Mary Louise Wilson plays the dotty Letitia Peabody Primrose with glee and looks like she’s having a great time. She gets a lot of the best laughs as well. Another standout was understudy Ben Crawford playing the small role of the agent Max Jacobs, going on for James Moye (otherwise occupied covering for Peter Gallagher). Ben looks the part with slicked back hair and a cocky grin, and he comes off as completely at ease.

My performance was stopped for an impromptu intermission for about fifteen minutes during the second act number, “She’s a Nut!” The snafu occurred after Mary Louise Wildon rode a miniature train offstage. The stage was dark with no activity, but the music continued. Kristin and Andy ran out to do their part in the song, sang a bit, and then quickly returned to the wings. The music came to an abrupt stop, and we all knew there was a problem. An announcement was made that there was a technical issue and the show would resume shortly. The house lights came on, and a few minutes later the large title screen was brought down, presumably to check whatever element was malfunctioning.

When the show resumed it was with the part in the song with Mary Louise once again riding the miniature train, but this time a large screen came down with lights and moving parts showing the path of the train with the destination constantly changing. Andy and Kristin returned to do their part, with Kristin ad libbing, “I feel like I’ve done this before…” The audience cheered. The rest of the play seemed livelier after that, as if everyone was on high alert and ready for anything. The elaborate “Babette” number was quite well done, but not good enough to redeem the rest of the performance.

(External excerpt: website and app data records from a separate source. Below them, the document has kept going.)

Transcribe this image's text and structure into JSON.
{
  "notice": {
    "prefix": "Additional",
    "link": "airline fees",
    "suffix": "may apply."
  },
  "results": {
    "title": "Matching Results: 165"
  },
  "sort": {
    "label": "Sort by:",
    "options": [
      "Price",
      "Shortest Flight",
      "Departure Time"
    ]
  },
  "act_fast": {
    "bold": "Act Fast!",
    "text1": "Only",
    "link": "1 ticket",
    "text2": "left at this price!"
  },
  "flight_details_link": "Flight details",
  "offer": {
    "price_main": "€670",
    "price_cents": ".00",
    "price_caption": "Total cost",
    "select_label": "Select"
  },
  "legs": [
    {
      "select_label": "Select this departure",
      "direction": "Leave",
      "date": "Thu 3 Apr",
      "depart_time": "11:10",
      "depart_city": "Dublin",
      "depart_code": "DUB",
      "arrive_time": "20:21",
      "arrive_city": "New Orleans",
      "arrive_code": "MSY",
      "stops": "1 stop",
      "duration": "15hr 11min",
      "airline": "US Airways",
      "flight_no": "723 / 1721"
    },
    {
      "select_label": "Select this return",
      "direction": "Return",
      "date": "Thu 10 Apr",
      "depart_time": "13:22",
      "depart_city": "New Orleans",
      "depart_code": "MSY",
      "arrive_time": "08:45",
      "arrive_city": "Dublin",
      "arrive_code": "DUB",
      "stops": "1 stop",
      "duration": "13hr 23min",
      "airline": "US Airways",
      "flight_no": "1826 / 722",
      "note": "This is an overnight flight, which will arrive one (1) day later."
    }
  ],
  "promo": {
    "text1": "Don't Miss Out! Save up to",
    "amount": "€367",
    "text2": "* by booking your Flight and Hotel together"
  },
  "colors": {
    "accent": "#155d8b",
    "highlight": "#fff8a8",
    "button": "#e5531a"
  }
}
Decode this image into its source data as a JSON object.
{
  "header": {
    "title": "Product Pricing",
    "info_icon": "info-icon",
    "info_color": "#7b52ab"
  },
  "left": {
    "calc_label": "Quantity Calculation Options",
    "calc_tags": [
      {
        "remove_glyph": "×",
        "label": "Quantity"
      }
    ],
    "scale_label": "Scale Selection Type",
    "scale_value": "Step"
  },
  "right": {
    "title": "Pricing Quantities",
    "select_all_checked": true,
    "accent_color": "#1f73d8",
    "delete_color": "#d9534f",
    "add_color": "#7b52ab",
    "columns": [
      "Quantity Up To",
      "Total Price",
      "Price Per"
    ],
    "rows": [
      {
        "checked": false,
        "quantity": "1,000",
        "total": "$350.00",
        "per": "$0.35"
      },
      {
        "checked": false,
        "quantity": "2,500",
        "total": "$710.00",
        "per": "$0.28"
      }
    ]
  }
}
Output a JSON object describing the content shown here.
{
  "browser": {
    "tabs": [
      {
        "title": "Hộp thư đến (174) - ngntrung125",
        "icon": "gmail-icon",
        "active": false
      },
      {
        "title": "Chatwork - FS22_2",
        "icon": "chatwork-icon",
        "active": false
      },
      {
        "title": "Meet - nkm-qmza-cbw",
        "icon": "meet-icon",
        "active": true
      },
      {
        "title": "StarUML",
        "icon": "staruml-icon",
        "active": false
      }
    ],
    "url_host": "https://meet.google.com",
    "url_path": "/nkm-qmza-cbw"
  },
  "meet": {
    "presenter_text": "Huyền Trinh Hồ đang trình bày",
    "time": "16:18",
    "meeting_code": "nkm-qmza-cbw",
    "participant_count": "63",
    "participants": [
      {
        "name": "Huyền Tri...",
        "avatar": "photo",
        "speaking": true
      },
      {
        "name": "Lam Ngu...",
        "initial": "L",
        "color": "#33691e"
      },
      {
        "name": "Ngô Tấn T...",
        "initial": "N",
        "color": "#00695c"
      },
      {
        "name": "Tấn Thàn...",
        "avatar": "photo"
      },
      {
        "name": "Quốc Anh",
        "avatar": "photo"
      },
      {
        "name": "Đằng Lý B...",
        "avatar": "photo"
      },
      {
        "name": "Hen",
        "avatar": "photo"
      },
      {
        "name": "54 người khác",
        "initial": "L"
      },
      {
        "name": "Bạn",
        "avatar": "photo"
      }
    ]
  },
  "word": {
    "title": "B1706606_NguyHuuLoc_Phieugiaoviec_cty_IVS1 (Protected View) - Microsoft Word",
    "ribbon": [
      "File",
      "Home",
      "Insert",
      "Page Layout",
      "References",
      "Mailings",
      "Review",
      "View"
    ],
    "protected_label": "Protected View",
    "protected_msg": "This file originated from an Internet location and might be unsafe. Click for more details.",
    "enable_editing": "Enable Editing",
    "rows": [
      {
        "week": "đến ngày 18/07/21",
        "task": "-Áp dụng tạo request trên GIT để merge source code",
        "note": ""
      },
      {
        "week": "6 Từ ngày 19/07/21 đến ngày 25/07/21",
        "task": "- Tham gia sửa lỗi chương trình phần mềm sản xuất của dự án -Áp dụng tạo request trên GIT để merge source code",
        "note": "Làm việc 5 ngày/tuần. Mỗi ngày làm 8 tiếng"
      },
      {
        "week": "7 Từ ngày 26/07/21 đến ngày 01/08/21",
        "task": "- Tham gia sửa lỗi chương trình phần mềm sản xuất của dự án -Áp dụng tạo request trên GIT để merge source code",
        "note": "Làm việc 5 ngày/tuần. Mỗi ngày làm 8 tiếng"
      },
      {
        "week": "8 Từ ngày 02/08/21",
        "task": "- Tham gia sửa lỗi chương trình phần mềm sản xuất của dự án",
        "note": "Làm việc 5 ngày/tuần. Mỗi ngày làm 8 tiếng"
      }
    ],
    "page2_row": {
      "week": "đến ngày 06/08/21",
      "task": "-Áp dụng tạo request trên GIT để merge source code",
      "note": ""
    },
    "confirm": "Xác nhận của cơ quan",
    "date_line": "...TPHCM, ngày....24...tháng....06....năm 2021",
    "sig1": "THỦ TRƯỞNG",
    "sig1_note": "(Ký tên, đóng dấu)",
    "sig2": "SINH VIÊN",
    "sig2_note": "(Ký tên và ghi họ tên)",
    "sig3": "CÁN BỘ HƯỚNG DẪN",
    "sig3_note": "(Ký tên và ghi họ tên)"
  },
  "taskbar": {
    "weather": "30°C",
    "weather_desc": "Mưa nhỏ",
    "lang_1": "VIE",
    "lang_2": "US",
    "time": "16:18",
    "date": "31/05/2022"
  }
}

I stayed for a brief post-show discussion with the cast (sans Andy Karl and Kristin Chenoweth) and they elaborated on the technical glitch that stopped the show. Apparently the computer that runs the different moving pieces locked up and needed to be restarted, but they were quick to say that at least it wasn’t anything mechanical that broke down. The facilitator of the discussion also pointed out how technically complex the show was and that was one of the reasons it has been so long before being revived. I dunno… The moving train was nice and all, but it was hardly what I would call complex, especially after seeing all of the moving parts in Beautiful: The Carole King Musical and Honeymoon in Vegas.